The west of Scotland is marked by sectarian geography not unlike the segregation seen in the North of Ireland – Plains is regarded as a Catholic village, as is the town of Coatbridge, while Airdrie is seen as strongly loyalist, with the suburb of Clarkston, the closest point of the town to Plains village, a veritable sea of Union Jack flags.
Last Saturday afternoon, all seemed quiet on the sleepy main street of Plains but, inside the small but busy community centre, an event probably unheard of in Scotland was happening in front of a fascinated audience.
Organised by the local cumann of Irish republican group Cairde na hEireann, it was an event which demanded rapt attention and respectful silence in the room.
On the community centre platform were six people, five men and one woman, each telling their own personal testimonies of the conflict in the Six Counties, or ‘Northern Ireland’ as some had it – a conflict to which there is so much allegiance and affinity in the west of Scotland.
It was a scene some present thought almost impossible to credit. Three Irish republican former political prisoners sitting alongside three former members of the British Army who had all served in the North.
All unaccustomed to public speaking, and all just a bit nervous of each other and of whatever audience turned up, the event soon took off as all the panellists rose to shake hands with each other. And, during the course of the discussions, all remarked that they felt in no way ‘uncomfortable’ with each other.
People spoke plainly and directly about their experiences and didn’t try to soften the impact of what those ‘the other side’ represented had done to them – Archie Fleming’s brother shot dead by the British Army; one of the British soldiers’ memories of many friends killed in the IRA’s Warrenpoint ambush of a Para convoy in 1979.
As one of the ex-soldiers arrived up to the venue sporting a small set of Para wings in his lapel, some of those gathered smoking outside shifted uncomfortably, remarking it was a bit insensitive given that the three Irish republicans hailed from Derry, where the scars left by the Para killings on Bloody Sunday still run so deep.
But such reservations were forgotten as the debate in the hall warmed up. People were honest and discussion ranged from the political developments which have allowed such events to happen to many very personal reminiscences of times of conflict, post-conflict and post-prison, including the death of Mickey Kinsella’s brother Pól while still a republican prisoner.
All strongly agreed with each other that the Peace Process had to keep moving forward. No one on that stage wanted to see any of a younger generation having to go through what they had encountered, whether it was the house raids, interrogation and imprisonment described by Patricia Moore; or to be a teenage soldier standing among a hostile population on the Falls Road or in South Armagh waiting in fear of the unseen sniper.
The audience paid close and respectful attention, and every contribution was openly and genuinely applauded. Questions were straight and the answers were equally honest.

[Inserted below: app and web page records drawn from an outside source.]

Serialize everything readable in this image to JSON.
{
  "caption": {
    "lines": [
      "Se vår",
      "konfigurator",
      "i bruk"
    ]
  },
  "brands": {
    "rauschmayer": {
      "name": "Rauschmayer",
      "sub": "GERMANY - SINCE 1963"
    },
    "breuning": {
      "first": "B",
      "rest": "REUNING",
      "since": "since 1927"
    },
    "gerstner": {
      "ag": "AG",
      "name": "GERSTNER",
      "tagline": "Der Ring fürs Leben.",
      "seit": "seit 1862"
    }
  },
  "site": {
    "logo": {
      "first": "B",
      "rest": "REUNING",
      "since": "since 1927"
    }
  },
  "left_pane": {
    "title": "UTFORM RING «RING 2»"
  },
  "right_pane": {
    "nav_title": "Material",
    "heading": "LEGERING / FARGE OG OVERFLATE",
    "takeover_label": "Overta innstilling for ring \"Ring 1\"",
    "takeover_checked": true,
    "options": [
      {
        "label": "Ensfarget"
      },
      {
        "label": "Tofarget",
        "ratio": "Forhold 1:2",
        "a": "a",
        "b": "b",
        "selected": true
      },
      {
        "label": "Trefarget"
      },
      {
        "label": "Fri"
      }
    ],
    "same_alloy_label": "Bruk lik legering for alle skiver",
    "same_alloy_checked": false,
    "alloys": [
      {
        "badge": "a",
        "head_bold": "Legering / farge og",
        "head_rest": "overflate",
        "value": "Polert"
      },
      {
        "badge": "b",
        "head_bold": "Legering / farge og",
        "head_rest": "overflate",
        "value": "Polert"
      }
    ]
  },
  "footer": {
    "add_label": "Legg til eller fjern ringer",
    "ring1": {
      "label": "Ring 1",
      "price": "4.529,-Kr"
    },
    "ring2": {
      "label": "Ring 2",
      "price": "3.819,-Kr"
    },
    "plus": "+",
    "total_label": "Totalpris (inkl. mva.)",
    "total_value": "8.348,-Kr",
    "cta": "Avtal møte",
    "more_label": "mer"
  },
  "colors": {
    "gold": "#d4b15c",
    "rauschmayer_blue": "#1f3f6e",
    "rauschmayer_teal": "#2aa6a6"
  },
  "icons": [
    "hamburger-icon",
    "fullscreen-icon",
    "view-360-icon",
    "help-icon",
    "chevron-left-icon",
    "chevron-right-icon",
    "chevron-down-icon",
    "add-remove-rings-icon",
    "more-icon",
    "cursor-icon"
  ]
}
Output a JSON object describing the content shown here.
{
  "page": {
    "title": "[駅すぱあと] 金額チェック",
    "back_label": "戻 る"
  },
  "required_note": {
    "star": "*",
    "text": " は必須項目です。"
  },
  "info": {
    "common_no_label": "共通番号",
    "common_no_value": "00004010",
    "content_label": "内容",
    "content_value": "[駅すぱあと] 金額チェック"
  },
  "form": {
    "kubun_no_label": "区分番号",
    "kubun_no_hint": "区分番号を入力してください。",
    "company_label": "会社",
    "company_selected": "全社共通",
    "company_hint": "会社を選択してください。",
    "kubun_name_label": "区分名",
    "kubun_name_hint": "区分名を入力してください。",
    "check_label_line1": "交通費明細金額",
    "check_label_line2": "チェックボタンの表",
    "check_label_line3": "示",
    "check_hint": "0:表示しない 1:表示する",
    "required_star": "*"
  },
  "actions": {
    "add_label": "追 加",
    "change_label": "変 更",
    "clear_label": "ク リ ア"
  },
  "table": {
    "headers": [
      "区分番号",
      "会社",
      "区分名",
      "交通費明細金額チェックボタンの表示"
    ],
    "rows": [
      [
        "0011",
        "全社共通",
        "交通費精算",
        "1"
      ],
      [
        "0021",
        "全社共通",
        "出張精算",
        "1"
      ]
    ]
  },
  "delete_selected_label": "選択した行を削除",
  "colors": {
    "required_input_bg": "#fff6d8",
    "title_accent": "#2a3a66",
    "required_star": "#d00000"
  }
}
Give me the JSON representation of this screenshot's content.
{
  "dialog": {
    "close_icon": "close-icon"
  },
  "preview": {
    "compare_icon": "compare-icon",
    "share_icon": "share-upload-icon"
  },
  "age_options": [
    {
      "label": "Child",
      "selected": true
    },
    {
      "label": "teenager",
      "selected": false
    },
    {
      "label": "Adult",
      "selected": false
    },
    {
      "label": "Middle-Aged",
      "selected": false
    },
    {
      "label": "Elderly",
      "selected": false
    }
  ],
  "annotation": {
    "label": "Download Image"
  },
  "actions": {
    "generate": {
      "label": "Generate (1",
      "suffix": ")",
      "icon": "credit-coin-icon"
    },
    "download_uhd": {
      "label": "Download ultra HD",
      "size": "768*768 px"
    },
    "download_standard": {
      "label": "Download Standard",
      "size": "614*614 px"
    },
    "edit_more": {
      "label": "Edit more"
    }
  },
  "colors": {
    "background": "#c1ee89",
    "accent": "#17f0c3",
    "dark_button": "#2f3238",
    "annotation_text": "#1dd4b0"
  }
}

Both audience and panellists commented, extremely unfavourably, on the absence of the representatives of local unionism who had been strenuously and repeatedly invited to attend – church ministers, local Orangemen and local loyalists. They were regarded as having turned their backs on dialogue and whilst they may have been uncomfortable at the prospect of attending, it would have been no more uncomfortable than for the three friendly and honest local men who had gone to fight “for Queen and country” and returned to their home places.
● British Ambassador Dominick Chilcott launching ‘Uncomfortable Conversations’ in Dublin with Gerry Adams last week
At the end of a week where Gerry Adams and British Ambassador to Ireland Dominick Chilcott had shared a platform in Dublin, this small but significant event in a small Scottish town was a fascinating couple of hours.
As people parted outside, it was handshakes all round. It was clear that the afternoon had whetted the appetite of those present to develop such events of reconciliation and acknowledgement, and to bring this much-needed debate back to Scotland again in the future